The Healthcare Safety Investigation Branch (HSIB)
HSIB became operational on 1st April 2017. Its purpose is to improve safety through effective and independent investigations that don’t apportion blame or liability.
Although HSIB is funded by the Department of Health and hosted by NHS, they operate independently. They’re also independent from regulatory bodies like the Care Quality Commission (CQC). By offering a new perspective and developing meaningful and influential recommendations they aim to drive positive change at a wider level.
- conduct thorough, independent, impartial and timely investigations into clinical incidents
- engage patients and relatives, NHS staff, and medical organisations throughout the investigation process
- help the patients and relatives understand ‘what happened?’ and what’s being done to prevent similar events in the future
- produce clearly written, thorough and concise reports with well-founded analysis and conclusions that explain the circumstances and causes of clinical incidents without attributing blame
- make safety recommendations to improve patient safety
- improve patient safety by sharing the lessons learned from investigations as widely as possible
- raise the standard of local investigations of healthcare safety incidents by establishing common standards and skills development
What they investigate and why
HSIB carry out up to 30 investigations a year – they must have occurred in England within NHS funded care and after 1st April 2017
Any issues for potential investigation can be shared by patients, family members, carers, concerned members of staff, as well as providers and regulations.

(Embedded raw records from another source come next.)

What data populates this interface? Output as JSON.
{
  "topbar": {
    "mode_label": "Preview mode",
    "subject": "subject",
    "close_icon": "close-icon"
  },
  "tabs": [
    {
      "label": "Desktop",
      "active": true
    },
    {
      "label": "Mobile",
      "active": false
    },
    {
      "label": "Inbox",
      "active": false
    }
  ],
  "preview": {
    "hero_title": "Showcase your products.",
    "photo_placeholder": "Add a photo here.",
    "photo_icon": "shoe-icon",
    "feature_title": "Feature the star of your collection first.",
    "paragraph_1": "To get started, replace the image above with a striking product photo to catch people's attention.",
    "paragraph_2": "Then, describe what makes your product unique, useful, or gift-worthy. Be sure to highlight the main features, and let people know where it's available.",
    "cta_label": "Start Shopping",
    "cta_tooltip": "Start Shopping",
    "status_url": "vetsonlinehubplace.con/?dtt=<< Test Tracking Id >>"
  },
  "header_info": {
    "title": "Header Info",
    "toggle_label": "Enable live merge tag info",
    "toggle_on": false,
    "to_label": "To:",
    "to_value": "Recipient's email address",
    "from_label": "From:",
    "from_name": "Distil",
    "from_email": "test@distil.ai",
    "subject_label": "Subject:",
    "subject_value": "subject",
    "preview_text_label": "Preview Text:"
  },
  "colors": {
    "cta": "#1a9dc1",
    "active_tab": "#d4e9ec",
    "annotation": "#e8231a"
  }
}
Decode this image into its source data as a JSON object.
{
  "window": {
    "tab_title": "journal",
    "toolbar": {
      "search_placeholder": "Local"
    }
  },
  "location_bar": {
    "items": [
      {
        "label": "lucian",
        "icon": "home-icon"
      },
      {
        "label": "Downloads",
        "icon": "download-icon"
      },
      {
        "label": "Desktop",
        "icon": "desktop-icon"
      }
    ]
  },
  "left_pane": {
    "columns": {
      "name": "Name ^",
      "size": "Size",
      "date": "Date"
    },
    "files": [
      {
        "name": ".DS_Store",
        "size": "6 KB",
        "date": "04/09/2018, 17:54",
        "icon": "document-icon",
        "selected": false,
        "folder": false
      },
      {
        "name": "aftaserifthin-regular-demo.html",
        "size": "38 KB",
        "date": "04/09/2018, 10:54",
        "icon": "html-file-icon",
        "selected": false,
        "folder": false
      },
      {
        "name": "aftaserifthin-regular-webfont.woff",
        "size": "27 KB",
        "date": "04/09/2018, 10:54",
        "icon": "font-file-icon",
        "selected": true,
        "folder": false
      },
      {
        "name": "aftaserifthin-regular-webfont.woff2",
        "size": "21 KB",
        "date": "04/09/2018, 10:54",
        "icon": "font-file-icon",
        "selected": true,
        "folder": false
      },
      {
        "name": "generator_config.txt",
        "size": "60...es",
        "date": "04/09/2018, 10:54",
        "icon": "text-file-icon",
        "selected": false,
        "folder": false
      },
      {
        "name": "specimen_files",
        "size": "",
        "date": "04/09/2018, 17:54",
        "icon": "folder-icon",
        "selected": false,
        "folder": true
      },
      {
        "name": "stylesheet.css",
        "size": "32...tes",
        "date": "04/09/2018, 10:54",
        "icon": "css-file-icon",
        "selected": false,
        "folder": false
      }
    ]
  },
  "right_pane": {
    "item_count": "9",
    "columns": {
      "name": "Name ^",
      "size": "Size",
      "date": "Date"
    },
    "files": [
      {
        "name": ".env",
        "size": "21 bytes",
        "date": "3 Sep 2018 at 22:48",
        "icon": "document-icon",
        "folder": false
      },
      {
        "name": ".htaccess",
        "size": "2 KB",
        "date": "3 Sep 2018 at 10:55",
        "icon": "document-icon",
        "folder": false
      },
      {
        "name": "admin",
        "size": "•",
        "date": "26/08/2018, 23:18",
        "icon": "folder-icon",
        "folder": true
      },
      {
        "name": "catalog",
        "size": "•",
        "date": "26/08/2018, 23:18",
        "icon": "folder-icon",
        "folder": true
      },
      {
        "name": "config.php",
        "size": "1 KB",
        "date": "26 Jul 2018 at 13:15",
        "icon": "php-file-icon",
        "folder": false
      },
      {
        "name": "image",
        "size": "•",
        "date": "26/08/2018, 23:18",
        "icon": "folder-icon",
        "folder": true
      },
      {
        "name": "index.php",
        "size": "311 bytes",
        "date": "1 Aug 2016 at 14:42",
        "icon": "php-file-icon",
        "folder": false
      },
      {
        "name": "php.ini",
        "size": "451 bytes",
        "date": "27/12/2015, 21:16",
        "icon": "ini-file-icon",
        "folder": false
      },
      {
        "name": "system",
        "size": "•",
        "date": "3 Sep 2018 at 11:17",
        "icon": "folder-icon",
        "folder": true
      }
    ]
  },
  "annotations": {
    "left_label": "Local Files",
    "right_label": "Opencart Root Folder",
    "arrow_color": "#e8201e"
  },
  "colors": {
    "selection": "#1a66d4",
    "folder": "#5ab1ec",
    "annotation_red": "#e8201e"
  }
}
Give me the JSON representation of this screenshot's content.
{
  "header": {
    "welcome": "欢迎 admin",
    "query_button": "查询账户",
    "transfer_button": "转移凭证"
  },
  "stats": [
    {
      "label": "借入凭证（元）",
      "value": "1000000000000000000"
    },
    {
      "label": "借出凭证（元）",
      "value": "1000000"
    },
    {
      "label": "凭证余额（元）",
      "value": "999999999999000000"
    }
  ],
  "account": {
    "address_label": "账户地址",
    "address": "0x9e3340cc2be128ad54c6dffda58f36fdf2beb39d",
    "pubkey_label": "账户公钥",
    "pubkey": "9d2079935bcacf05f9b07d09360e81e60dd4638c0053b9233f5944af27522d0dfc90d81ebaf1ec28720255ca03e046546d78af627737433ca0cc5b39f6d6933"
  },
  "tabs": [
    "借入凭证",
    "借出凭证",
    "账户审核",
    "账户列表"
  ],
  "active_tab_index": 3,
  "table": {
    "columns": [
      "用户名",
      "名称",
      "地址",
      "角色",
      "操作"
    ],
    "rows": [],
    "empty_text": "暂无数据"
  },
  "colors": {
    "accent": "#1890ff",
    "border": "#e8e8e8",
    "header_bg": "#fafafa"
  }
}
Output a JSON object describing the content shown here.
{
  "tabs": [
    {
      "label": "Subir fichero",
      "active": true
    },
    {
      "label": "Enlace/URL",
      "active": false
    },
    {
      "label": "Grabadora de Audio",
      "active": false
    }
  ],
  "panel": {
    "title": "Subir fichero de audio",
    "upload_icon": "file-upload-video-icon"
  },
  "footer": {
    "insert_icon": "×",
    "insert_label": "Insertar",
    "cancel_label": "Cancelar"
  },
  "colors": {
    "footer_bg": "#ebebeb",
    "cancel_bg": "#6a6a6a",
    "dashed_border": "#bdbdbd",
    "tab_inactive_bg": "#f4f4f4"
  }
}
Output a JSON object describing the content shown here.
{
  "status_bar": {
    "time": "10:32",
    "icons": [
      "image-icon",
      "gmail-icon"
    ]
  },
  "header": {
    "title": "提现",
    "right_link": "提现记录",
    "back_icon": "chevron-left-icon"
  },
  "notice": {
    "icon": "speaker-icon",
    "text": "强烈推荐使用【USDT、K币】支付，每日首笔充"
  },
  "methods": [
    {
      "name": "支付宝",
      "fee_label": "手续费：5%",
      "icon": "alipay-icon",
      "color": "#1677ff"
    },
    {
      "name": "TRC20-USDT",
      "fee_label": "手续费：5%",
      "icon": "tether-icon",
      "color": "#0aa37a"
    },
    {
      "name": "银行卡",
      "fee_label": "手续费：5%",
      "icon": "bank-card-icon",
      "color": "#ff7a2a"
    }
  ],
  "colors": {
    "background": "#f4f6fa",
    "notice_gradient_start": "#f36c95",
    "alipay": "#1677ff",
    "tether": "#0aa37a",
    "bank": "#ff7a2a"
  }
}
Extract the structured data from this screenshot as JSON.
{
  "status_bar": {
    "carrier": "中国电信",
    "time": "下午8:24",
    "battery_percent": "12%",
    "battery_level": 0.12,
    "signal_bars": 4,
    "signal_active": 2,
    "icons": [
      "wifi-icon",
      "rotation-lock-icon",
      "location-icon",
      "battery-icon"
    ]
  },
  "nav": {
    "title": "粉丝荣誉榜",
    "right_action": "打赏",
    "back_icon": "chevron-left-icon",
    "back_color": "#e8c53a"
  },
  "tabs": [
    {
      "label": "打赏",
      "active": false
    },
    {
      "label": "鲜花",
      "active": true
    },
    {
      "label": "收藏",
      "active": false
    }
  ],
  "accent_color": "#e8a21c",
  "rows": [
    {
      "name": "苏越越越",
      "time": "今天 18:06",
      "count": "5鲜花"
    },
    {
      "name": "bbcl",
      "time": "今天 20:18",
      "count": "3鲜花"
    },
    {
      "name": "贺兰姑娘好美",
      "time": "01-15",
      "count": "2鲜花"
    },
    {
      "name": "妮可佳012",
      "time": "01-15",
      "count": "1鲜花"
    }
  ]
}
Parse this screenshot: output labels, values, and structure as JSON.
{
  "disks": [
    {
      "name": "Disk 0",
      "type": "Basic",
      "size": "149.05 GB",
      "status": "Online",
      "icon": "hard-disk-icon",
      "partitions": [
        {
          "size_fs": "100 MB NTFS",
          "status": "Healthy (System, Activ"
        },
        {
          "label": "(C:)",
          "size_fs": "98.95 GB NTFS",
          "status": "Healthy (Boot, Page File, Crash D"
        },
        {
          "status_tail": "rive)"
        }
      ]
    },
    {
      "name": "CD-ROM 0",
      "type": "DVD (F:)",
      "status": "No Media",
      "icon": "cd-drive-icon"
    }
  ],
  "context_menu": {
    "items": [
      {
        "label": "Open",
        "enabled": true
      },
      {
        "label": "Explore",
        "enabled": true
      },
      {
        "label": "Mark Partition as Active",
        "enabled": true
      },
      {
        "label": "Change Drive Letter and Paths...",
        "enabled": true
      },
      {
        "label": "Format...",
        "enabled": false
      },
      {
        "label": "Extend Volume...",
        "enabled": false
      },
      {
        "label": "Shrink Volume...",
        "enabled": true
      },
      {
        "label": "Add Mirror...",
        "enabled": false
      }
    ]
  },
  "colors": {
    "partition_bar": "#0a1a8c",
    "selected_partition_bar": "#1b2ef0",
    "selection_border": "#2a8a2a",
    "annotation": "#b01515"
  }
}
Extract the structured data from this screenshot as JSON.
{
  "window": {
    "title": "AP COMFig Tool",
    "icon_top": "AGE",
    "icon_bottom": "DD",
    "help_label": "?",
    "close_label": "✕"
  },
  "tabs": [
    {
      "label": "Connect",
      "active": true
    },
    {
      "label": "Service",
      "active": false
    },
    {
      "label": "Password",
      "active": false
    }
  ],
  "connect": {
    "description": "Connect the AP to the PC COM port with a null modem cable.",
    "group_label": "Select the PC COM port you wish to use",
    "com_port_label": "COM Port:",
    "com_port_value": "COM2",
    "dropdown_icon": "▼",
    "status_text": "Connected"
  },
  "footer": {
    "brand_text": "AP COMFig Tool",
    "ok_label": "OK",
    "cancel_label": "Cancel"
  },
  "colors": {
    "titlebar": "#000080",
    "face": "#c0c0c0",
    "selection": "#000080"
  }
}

Our decision to start an investigation could relate to a single event, a series of events, or even an area we identified through current investigations.
“Every case is assessed against our criteria. Even if it doesn’t meet those requirements, we are keen to always look at the broader picture. This means that every case is logged in our data base and is regularly reviewed. Data and information are crucial to improvement, as it will help us to identify consistent themes and emerging patterns of safety issues over time.
We believe the most effective learning can be drawn from thorough investigations and produce meaningful recommendations that are shared at a wider level. By not attributing blame or liability, asking the right questions, and gaining different perspectives we can reduce the risk of something similar happening in the future.”